The WSCL Blog

News and information about WSCL's Classical Music Programming

Friday, January 21, 2011

JUST OPENED, Friday January 21, 2011

Musician and Fulbright Scholar Kerry Turner said, “When the muse comes, it flows like a deep river. Nothing can stop it; not pseudo-intellectualism, or practicality, or technology, or pressure to conform to a certain style, nor the obligation to always find something new.” We started and ended JUST OPENED this week with the work of this fresh composer of works for brass. A Texas native, his work is infused with that wide open western sound and is reminiscent of the works of Aaron Copeland.

RICOCHET and other music by Kerry Turner
- MSR Classics #6 81585 10642 6
Played by American Horn Quartet, Saturday Brass Quintet, members of the Luxembourg Philharmonic, and pianist Monika Markajena.

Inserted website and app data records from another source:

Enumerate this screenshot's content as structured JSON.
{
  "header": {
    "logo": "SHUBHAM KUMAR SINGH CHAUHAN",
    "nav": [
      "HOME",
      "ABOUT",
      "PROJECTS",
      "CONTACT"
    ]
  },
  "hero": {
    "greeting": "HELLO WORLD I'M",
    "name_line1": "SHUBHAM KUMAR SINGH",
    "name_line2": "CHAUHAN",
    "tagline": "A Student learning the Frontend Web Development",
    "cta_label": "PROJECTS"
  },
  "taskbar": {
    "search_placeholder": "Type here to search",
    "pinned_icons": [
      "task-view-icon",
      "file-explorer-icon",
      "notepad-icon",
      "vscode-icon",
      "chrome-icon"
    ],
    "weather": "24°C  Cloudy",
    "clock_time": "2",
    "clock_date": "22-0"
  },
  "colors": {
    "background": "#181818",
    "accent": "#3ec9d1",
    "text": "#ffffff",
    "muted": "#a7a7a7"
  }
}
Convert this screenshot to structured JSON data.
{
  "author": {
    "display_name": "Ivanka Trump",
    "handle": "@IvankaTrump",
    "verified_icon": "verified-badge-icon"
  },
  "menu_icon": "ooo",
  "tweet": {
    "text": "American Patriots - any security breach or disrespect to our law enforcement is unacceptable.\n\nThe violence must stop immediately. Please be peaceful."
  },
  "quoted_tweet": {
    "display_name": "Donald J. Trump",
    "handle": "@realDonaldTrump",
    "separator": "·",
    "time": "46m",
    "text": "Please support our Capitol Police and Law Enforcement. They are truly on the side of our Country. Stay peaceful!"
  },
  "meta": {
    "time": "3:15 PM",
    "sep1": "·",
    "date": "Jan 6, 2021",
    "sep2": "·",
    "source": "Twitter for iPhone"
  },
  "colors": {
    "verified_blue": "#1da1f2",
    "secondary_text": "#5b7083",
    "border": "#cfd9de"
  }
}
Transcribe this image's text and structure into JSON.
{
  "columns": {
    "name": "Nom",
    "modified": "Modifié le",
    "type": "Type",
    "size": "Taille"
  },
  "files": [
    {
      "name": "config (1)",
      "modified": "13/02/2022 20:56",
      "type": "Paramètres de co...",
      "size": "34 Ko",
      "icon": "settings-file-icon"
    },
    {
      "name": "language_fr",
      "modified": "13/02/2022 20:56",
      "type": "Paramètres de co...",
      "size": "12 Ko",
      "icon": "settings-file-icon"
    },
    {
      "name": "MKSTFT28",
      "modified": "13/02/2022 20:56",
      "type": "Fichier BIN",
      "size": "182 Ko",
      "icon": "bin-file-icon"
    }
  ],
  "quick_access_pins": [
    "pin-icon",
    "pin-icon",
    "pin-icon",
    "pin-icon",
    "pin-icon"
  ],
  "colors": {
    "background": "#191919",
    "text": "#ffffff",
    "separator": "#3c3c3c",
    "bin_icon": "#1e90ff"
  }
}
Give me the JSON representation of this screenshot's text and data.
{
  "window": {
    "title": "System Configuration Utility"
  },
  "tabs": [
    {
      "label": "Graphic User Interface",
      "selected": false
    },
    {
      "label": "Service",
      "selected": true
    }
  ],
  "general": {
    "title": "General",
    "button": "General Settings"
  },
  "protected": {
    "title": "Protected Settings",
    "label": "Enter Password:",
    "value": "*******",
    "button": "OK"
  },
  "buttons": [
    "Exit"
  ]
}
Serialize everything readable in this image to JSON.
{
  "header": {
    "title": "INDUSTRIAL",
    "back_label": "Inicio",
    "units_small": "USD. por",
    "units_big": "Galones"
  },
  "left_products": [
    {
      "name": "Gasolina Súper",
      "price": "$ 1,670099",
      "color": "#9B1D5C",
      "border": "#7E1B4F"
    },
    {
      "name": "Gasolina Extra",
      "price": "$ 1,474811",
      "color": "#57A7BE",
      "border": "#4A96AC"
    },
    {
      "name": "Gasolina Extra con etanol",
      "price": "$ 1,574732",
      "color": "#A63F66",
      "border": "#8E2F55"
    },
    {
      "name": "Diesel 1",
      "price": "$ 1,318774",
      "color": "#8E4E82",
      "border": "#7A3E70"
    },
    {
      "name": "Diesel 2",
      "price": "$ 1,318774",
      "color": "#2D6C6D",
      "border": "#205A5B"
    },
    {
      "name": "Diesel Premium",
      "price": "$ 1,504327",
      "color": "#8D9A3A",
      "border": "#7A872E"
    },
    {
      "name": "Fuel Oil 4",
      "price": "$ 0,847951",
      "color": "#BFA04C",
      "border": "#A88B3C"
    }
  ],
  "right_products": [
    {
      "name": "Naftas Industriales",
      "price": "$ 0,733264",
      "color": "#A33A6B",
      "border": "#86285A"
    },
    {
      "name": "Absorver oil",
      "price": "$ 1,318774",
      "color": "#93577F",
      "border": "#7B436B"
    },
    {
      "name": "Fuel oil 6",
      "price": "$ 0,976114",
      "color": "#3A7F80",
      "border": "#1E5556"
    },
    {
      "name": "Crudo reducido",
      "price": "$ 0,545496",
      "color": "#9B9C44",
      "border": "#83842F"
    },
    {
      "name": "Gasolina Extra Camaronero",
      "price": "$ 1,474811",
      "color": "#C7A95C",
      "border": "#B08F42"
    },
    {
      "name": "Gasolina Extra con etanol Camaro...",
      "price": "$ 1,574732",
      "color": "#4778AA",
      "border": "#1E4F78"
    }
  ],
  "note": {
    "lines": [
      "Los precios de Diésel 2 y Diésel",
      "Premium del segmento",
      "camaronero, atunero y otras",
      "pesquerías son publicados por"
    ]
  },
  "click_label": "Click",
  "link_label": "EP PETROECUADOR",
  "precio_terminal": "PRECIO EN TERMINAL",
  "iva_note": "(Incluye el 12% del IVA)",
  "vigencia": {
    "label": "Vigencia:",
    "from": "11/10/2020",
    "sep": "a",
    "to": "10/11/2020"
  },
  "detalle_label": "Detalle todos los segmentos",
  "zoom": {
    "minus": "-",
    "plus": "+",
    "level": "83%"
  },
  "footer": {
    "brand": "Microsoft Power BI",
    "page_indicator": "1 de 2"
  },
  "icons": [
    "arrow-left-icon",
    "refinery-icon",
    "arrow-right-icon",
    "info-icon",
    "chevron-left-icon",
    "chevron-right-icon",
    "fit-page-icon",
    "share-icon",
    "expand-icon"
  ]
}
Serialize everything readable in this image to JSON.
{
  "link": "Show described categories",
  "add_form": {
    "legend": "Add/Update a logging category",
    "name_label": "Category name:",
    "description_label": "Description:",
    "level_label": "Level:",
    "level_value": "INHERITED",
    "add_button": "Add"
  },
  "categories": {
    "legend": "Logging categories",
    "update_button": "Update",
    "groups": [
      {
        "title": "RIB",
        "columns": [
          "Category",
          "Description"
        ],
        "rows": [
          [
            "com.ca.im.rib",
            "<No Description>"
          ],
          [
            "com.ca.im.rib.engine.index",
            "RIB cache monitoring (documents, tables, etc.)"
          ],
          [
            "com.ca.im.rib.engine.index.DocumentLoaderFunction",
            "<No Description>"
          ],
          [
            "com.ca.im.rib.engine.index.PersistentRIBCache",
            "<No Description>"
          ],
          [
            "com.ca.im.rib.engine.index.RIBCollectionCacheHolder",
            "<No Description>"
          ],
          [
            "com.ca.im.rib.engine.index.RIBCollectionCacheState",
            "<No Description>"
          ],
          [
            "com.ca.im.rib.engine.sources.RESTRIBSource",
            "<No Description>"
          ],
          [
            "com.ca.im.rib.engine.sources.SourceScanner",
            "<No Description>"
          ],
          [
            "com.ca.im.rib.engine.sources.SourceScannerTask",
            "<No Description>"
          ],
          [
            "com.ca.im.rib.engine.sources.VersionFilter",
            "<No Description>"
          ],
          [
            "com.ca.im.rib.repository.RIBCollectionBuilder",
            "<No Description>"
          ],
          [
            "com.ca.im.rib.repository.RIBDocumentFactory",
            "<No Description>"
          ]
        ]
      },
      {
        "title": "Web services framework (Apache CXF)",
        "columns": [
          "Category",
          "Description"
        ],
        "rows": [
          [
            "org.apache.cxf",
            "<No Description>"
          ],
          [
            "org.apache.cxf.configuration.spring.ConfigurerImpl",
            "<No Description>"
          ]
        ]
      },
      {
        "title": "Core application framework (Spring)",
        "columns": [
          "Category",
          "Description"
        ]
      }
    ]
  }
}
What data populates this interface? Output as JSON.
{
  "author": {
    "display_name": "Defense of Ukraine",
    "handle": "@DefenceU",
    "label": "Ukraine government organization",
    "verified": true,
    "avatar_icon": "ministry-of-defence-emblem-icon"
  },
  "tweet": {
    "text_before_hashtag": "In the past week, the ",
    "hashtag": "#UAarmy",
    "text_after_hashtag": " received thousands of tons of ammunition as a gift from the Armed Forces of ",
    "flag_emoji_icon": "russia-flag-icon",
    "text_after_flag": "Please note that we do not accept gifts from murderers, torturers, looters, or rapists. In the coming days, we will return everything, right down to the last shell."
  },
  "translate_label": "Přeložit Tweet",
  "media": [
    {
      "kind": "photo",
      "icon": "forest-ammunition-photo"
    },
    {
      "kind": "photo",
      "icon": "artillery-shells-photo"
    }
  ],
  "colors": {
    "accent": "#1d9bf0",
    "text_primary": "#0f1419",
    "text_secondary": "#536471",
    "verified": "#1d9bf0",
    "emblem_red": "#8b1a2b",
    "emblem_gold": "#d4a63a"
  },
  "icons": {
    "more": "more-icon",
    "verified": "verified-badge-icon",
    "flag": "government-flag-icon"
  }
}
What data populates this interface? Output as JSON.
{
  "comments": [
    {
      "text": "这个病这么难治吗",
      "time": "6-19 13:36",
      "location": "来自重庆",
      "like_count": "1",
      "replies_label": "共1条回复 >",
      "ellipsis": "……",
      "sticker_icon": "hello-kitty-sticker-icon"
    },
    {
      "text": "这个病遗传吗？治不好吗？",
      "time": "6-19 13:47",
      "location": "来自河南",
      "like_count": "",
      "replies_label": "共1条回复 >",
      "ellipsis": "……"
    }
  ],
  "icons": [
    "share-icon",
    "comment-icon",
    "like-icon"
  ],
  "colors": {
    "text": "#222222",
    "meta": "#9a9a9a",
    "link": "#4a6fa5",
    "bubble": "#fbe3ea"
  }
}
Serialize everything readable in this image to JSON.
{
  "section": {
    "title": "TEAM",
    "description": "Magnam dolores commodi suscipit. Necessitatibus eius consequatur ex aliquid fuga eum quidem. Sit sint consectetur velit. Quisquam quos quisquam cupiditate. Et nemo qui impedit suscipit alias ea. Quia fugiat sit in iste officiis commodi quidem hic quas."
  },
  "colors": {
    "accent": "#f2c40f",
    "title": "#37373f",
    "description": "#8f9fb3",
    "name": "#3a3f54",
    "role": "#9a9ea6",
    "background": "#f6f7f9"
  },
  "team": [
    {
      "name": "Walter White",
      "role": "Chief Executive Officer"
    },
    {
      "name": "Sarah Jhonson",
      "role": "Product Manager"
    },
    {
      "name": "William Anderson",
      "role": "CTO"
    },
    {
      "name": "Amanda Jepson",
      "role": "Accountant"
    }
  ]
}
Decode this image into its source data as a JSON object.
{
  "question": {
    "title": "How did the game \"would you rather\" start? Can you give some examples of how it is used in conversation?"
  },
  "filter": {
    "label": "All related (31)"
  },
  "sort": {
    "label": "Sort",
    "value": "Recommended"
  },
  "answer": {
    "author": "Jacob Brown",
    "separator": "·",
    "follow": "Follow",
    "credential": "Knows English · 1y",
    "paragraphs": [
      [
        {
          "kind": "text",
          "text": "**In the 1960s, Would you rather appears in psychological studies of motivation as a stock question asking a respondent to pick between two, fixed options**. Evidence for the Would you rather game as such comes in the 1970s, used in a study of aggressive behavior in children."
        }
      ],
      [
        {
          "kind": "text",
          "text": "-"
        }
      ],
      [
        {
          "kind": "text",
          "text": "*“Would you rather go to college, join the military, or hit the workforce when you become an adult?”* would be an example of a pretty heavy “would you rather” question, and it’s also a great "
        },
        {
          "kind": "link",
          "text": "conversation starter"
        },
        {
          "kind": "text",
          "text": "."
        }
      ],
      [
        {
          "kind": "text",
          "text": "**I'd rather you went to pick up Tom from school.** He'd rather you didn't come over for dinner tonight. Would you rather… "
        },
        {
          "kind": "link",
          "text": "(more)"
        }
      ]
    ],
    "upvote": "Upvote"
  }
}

More information about Kerry Turner can be found at and .

– BR Klassik #4 035719 001099
Bavarian Radio Symphony Orchestra, Bernard Haitink, cond.
Bruckner was the first to anchor counterpoint and compositions as subjects worthy of study at Vienna University in 1878. Symphonie #5 allowed him to develop and showcase the ideas he had been working on as a teacher, and is considered by many to be his finest work.

– Hyperion #0 34571 17665 9
Steven Osborne and Paul Lewis have a tour de force for 4 hands in the works of Schubert. It is assumed that in Schubert’s day, players would have taken the primo and secondo parts in turns, and this is how these works are performed by Osborne and Lewis. Written at the height of popularity for piano duos, these now rarely performed works are brought to fruition in the hands of Osborne and Lewis to display the power and poetry of Shubert.

Symphony no 4 B flat minor, Symphony no 6 in F major (Pastoral)
– Channel Classics #7 23385 30710 5
Budapest Festival Orchestra, Ivan Fischer, cond.
In an especially creative process, Fischer explored the feelings evoked by these symphonies, and had the orchestra think outside the box to realize the music’s intent. The 4th, being about human feelings, with one of Beethoven’s most humorous finales, utilizes natural horns and trumpets. The 6th, being about the calmness and gratitude that nature arouses in us, was fulfilled here by creating new orchestral positioning, with winds interspersed amongst the strings, so that each soloist was surrounded by the flow of music in the – now literally- surrounding sections.

– AVIE #8 22252 2196 3 Marina Piccinini, flute, with the Brazil Guitar Duo: Joao Luiz and Douglas Lora. In my personal favorite of this week’s JUST OPENED, Luiz and Lora take turns arranging what is normally the clavier/keyboard part for two guitars. This adaptation (by Luiz and Lora) breathes fresh air into the works while the flute part (a mainstay of serious flute literature) remains unchanged. Over the complex harmonious ground of two guitars, Piccinini’s flute playing is superb and in her hands the works receive technical mastery with heartfelt soul. Because of the universality & popularity of the guitar, I feel this set is a particularly friendly introduction to “serious” music for those to whom the harpsichord or the concert hall would be foreign and forbidding. Tell them its Brazilian jazz for guitar and flute!

I hope you enjoy these, and I’ll be with you
next Friday at 1PM on JUST OPENED.
Kara Dahl Russell

No comments:


The views expressed in the posts and comments of this blog do not necessarily reflect the views and opinions of Public Radio Delmarva, its staff, members, underwriters, Salisbury University, or the Salisbury University Foundation. They should be understood as the personal opinions of the author. No information on this blog will be understood as official.